PET/MR systems combine two technologies with a long list of requirements for facilities. Although they offer many advantages, the site-planning considerations can be daunting.

While all of the variables make the planning and installation of PET/MR a challenge, it is attainable with the right personnel involved in the decision-making process. HFM

Scott DiDonato is an associate in the applied solutions group at ECRI Institute, Plymouth Meeting, Pa. He can be reached at

Sidebar - Safety issues when installing PET/MR
Any time imaging modalities are involved, patient safety is an issue. Add to this the fact that positron emission tomography/magnetic resonance (PET/MR) imaging has radiopharmaceutical and magnetic field hazards, and this technology now moves to the forefront of safety officers' minds. It is imperative that clinicians put policies in place to prevent safety problems. It is also necessary that clinicians stress the importance of safety both to the technicians and the patients.

When performing a PET scan, the patient receives a radiopharmaceutical that requires an hour to be absorbed fully by the body. This requires patients to sit and wait before they are scanned. During this lengthy wait time, patients and their belongings will stay in the suite's uptake rooms. It is imperative that once this hour is complete, a patient's belongings remain in the uptake rooms until the scan is finished. If not, objects and personal belongings have the potential to become hazards to patients. It is recommended that a facility invest in ferromagnetic detectors — wall hung and handheld — and put a policy in place to screen all patients prior to scanning.

Safety precautions also need to take place when dealing with additional equipment in the scan room. Nuclear medicine clinicians and technicians do not need to worry about the equipment present during PET/computed tomography scanning. However, by adding MR to PET, everything in the room must now be MR-compatible.

This includes the vital signs monitor, contrast injector and anything else that may be magnetic. It is important to consult with MR safety personnel to ensure that all equipment is MR-safe and will not harm the patient. In general, PET/MR is a new technology likely to be placed in a nuclear medicine department of a hospital.
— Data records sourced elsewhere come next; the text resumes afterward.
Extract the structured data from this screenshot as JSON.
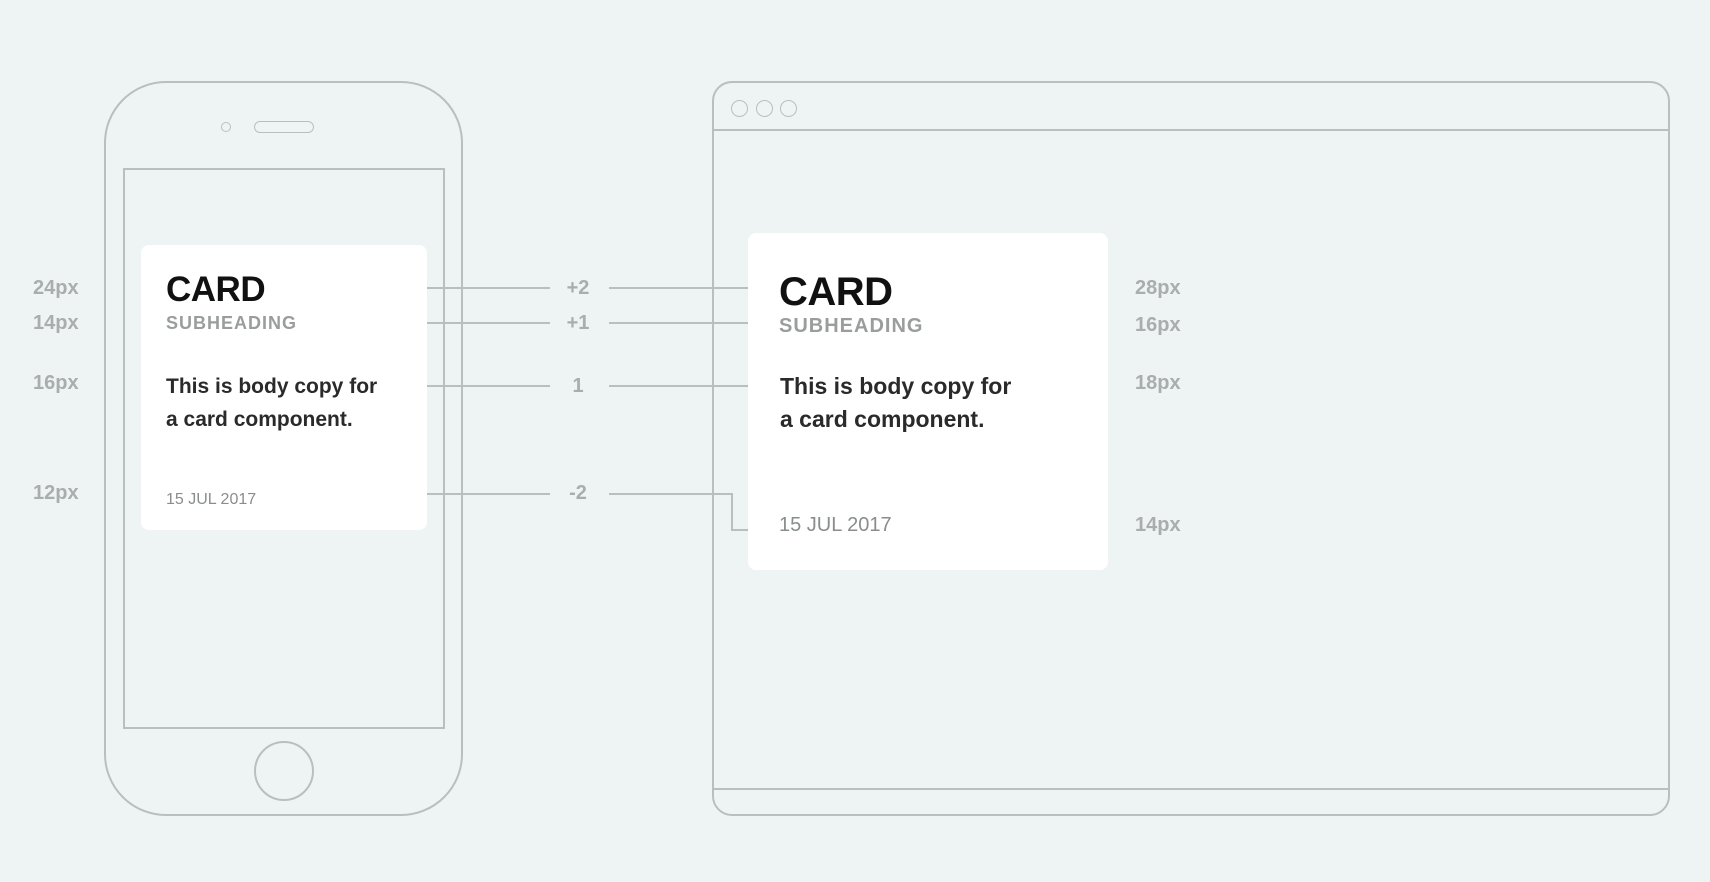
{
  "mobile_card": {
    "title": "CARD",
    "subheading": "SUBHEADING",
    "body_line1": "This is body copy for",
    "body_line2": "a card component.",
    "date": "15 JUL 2017"
  },
  "desktop_card": {
    "title": "CARD",
    "subheading": "SUBHEADING",
    "body_line1": "This is body copy for",
    "body_line2": "a card component.",
    "date": "15 JUL 2017"
  },
  "mobile_sizes": {
    "title": "24px",
    "subheading": "14px",
    "body": "16px",
    "date": "12px"
  },
  "desktop_sizes": {
    "title": "28px",
    "subheading": "16px",
    "body": "18px",
    "date": "14px"
  },
  "scale_steps": {
    "title": "+2",
    "subheading": "+1",
    "body": "1",
    "date": "-2"
  },
  "colors": {
    "background": "#eef4f3",
    "outline": "#b9bfbf",
    "card": "#ffffff",
    "label": "#a9adad"
  }
}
It is important to review the safety procedures and have policies in place to ensure a patient's safety when being scanned by this powerful technology.